▸ Assigned task
Please copy every line of the data in which the string "true" appears.

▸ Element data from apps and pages
================

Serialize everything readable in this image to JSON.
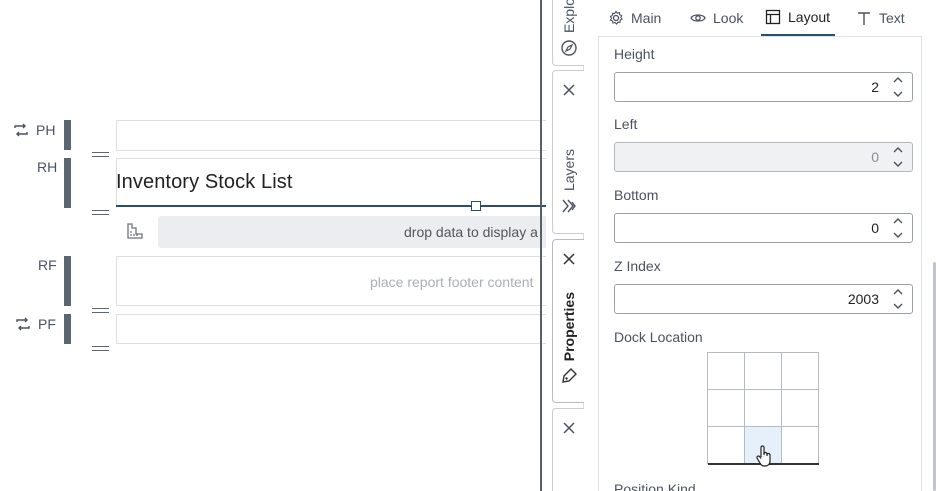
{
  "report": {
    "bands": {
      "ph": "PH",
      "rh": "RH",
      "rf": "RF",
      "pf": "PF"
    },
    "title": "Inventory Stock List",
    "drop_placeholder": "drop data to display a",
    "footer_placeholder": "place report footer content"
  },
  "side_tabs": {
    "explorer": "Explo",
    "layers": "Layers",
    "properties": "Properties"
  },
  "panel": {
    "tabs": [
      {
        "label": "Main",
        "icon": "gear-icon"
      },
      {
        "label": "Look",
        "icon": "eye-icon"
      },
      {
        "label": "Layout",
        "icon": "layout-icon"
      },
      {
        "label": "Text",
        "icon": "text-icon"
      }
    ],
    "active_tab": "Layout",
    "fields": {
      "height": {
        "label": "Height",
        "value": "2"
      },
      "left": {
        "label": "Left",
        "value": "0",
        "disabled": true
      },
      "bottom": {
        "label": "Bottom",
        "value": "0"
      },
      "z_index": {
        "label": "Z Index",
        "value": "2003"
      }
    },
    "dock_location": {
      "label": "Dock Location",
      "selected": "bottom-center"
    },
    "position_kind": {
      "label": "Position Kind"
    }
  },
  "colors": {
    "accent": "#2a4e6e",
    "band_bar": "#5c6670",
    "dock_selected": "#e6f0fa"
  }
}
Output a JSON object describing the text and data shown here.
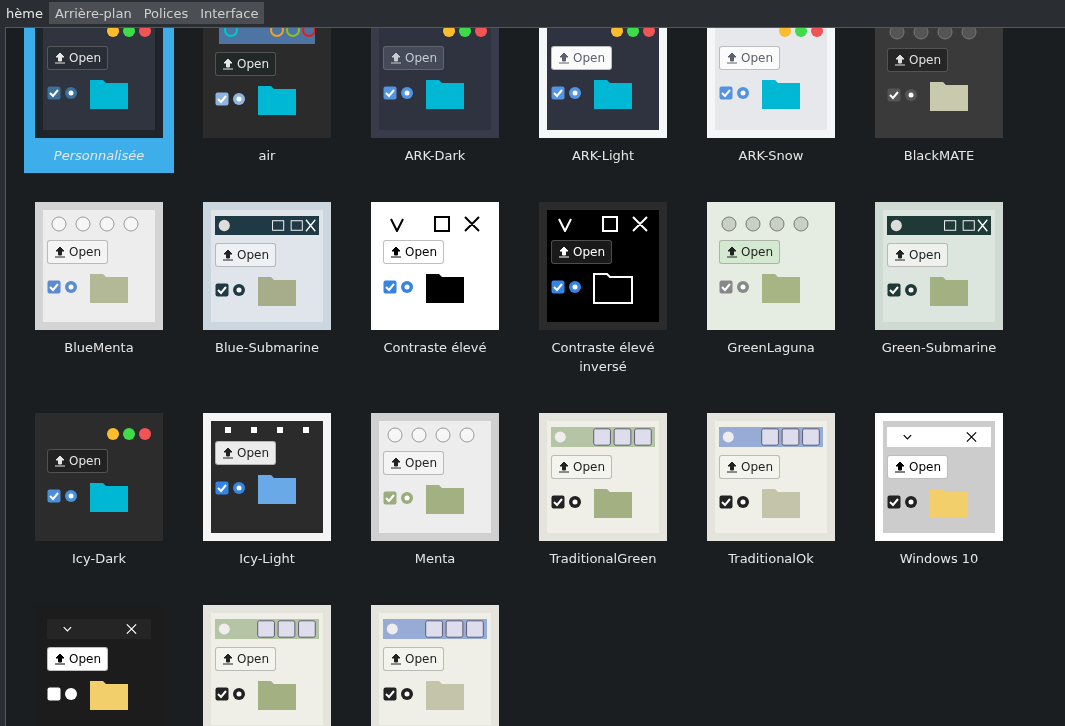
{
  "tabs": [
    {
      "label": "hème",
      "selected": true
    },
    {
      "label": "Arrière-plan",
      "selected": false
    },
    {
      "label": "Polices",
      "selected": false
    },
    {
      "label": "Interface",
      "selected": false
    }
  ],
  "themes": [
    {
      "name": "Personnalisée",
      "selected": true,
      "kind": "custom",
      "button": "Open"
    },
    {
      "name": "air",
      "selected": false,
      "kind": "air",
      "button": "Open"
    },
    {
      "name": "ARK-Dark",
      "selected": false,
      "kind": "arkdark",
      "button": "Open"
    },
    {
      "name": "ARK-Light",
      "selected": false,
      "kind": "arklight",
      "button": "Open"
    },
    {
      "name": "ARK-Snow",
      "selected": false,
      "kind": "arksnow",
      "button": "Open"
    },
    {
      "name": "BlackMATE",
      "selected": false,
      "kind": "blackmate",
      "button": "Open"
    },
    {
      "name": "BlueMenta",
      "selected": false,
      "kind": "bluementa",
      "button": "Open"
    },
    {
      "name": "Blue-Submarine",
      "selected": false,
      "kind": "bluesub",
      "button": "Open"
    },
    {
      "name": "Contraste élevé",
      "selected": false,
      "kind": "contrast",
      "button": "Open"
    },
    {
      "name": "Contraste élevé inversé",
      "selected": false,
      "kind": "contrastinv",
      "button": "Open"
    },
    {
      "name": "GreenLaguna",
      "selected": false,
      "kind": "greenlaguna",
      "button": "Open"
    },
    {
      "name": "Green-Submarine",
      "selected": false,
      "kind": "greensub",
      "button": "Open"
    },
    {
      "name": "Icy-Dark",
      "selected": false,
      "kind": "icydark",
      "button": "Open"
    },
    {
      "name": "Icy-Light",
      "selected": false,
      "kind": "icylight",
      "button": "Open"
    },
    {
      "name": "Menta",
      "selected": false,
      "kind": "menta",
      "button": "Open"
    },
    {
      "name": "TraditionalGreen",
      "selected": false,
      "kind": "tradgreen",
      "button": "Open"
    },
    {
      "name": "TraditionalOk",
      "selected": false,
      "kind": "tradok",
      "button": "Open"
    },
    {
      "name": "Windows 10",
      "selected": false,
      "kind": "win10",
      "button": "Open"
    },
    {
      "selected": false,
      "kind": "win10dark",
      "button": "Open"
    },
    {
      "selected": false,
      "kind": "tradgreen",
      "button": "Open"
    },
    {
      "selected": false,
      "kind": "tradok",
      "button": "Open"
    }
  ]
}
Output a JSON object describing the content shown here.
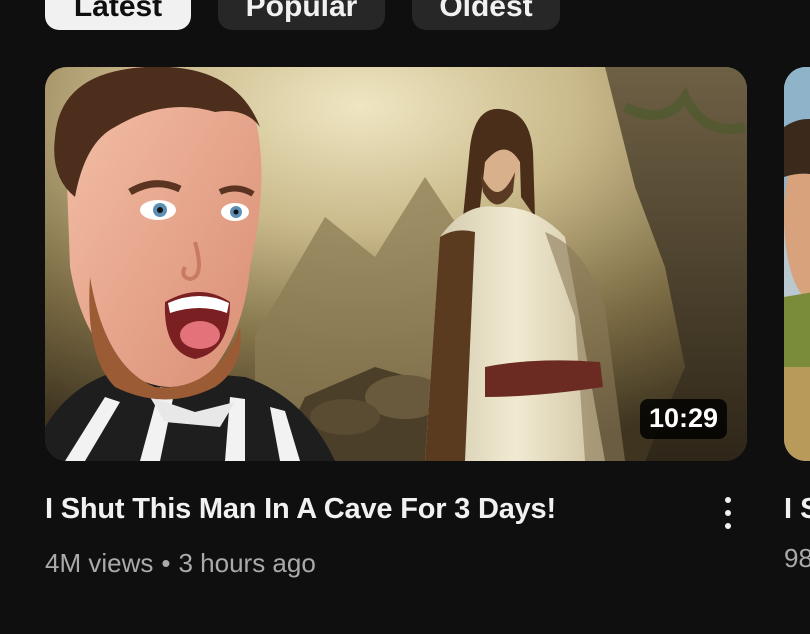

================

▸ The answer
        "disabled": true
      "selected": true
      "selected": true,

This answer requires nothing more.